My refrigerator has been making noise lately, noise that indicates that it is not performing adequately. The bad kind of not adequately. After work today, while getting ready to watch a DVD in peace and quiet, I realized that the quiet wasn't quite peaceful enough, and I decided to forego seeing the lovely (and brown-eyed) Kate Beckinsale as Jane Austen's Emma long enough to fix the fridge.
Gathering the necessary tools took longer than taking off the back of the fridge. Once I had it opened, ironically, it stopped cycling but when it started up again, I could immediately see and hear the problem. The fan, a little 6- or 7-inch baby, was rubbing on its shroud. A little nosing around and I deduced that the bearing holding up the fan's output shaft was made of rubber or plastic and had worn over time. The shaft had dropped about 1/16”, which caused the blades to rub against the shroud and make an unpleasant racket.
A bearing made out of a material that wears out? That's lousy design, almost as if the manufacturer had planned a little obsolescence, something minor that would necessitate a visit by a repair person and quick replacement with a high-markup part. I wonder if there is a name for obsolescence that is planned? If not, there should be.
This little bearing that wore out looks like it should last about 10 years. The date of manufacture of my refrigerator was 2/19/2000. It started making noise about six weeks ago today, on Friday, Febuary 19, 2010. Something like that. Truth be told, it's been making noise for the last year, but until Friday, Febuary 19, only the kind that goes away when you whack the side of the fridge.
To fix my fridge, I didn't replace the bearing or the fan assembly. Instead, I attacked the next-most wearable surface, and used a utility knife to cut 1/8” off the end of each of the fan blades. When I plugged the unit back in, the blades spun free & clear and that should be the end of that problem until the bearing wears out another 1/16”.
Which brings us to the fun part. When I bought my garden-variety townhouse in the poor section of Minnesota's wealthiest city, I decided to get a few toys, namely an air compressor and a shop vac.
While I had the back of the refrigerator off, I used compressed air to clean off the coils and magic cooling parts underneath the unit. I had vacuumed them once, but 90 PSI makes quite a breeze and was a little more effective. I dislodged and redistributed all kinds of dust bunnies the size of, well, small rabbits. They created a debris field in my living room reminiscent of the Titanic's, as if rendered in dust.

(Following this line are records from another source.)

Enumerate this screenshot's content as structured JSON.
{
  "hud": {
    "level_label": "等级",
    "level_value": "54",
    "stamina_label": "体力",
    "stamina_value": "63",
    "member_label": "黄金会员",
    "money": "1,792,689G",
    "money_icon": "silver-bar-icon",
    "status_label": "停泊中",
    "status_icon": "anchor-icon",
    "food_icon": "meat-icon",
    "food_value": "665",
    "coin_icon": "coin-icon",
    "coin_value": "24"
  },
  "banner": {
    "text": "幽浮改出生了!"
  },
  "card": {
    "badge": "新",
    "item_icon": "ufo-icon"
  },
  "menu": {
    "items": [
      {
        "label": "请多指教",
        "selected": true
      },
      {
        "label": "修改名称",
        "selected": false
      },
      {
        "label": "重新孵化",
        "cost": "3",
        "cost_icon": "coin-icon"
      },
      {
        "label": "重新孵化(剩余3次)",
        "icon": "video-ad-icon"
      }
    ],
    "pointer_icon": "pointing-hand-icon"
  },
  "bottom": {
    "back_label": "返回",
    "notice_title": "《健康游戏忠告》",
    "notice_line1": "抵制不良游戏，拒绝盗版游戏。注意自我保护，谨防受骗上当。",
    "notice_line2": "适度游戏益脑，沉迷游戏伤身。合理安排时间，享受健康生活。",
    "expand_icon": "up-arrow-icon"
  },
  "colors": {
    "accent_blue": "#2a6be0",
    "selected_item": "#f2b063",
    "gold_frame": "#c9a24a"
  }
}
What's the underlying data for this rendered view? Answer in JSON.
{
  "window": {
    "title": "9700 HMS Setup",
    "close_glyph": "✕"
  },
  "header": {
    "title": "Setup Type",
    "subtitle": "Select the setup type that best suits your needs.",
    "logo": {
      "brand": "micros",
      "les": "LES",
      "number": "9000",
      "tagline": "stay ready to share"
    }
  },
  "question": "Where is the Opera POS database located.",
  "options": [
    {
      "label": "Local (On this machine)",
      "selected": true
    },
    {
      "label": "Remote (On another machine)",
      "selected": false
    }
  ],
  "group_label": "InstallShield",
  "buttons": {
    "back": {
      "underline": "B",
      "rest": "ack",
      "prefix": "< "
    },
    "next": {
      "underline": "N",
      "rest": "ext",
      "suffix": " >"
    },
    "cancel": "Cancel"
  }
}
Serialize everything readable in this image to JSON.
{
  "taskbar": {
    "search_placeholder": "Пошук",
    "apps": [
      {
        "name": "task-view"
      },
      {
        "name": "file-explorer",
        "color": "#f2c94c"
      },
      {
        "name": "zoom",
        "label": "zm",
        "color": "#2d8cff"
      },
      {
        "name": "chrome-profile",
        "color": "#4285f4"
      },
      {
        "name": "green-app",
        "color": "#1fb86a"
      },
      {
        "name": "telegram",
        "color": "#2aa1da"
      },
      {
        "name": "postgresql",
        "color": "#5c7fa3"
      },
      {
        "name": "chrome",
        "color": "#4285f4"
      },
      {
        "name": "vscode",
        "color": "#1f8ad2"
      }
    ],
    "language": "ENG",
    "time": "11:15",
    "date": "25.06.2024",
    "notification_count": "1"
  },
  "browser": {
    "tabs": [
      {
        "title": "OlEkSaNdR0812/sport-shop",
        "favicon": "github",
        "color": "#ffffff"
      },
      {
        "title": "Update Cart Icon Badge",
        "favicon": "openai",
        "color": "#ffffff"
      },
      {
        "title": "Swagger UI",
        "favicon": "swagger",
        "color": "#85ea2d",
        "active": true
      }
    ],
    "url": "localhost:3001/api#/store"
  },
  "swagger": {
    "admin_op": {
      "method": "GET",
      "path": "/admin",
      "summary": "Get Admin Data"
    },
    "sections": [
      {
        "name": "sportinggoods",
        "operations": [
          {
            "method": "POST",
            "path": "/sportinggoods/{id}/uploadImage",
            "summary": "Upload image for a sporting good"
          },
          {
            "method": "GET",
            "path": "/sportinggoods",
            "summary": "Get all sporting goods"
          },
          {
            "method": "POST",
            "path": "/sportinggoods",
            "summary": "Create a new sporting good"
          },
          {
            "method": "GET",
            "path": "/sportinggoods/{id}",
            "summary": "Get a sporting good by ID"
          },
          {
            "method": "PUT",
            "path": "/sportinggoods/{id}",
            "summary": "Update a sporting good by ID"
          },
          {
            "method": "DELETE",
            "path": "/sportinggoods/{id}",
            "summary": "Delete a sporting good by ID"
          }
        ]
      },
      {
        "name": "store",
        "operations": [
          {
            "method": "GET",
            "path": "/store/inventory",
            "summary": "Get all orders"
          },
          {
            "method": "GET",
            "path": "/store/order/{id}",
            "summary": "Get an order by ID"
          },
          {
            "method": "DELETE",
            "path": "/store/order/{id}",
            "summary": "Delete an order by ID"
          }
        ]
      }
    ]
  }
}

Cleaning up these dust bunnies the size of small rabbits fell to my shop vac. It did the job so quickly and thoroughly, that there is no trace of dust in my kitchen or living room. Except on the dust mask I was wearing. It turned dark gray, just short of black. That's a lot of dust that didn't end up in my lungs. Good idea, wearing a dust mask.
If I'd known that I would use my shop vac toy as often as I do, I would have gotten the next size up. And a little unsolicited advice for you: if you use your shop vac in the house, like I have for several projects, using a HEPA-quality filter is mandatory. In fact, after my quick cleanup today, I can honestly say that the $30 HEPA filter would be cheap at twice the price.
Thus ends my refrigerator story, for now. When it started making noise, I thought I might need to get a new one, but not yet, it seems. As fun as getting a shiny new toy - with ice maker, of course - would be, I'll keep the cash in pocket a little longer. Maybe until the next part that is designed to fail fails. Has anyone come up with a name for obsolescence that is planned yet?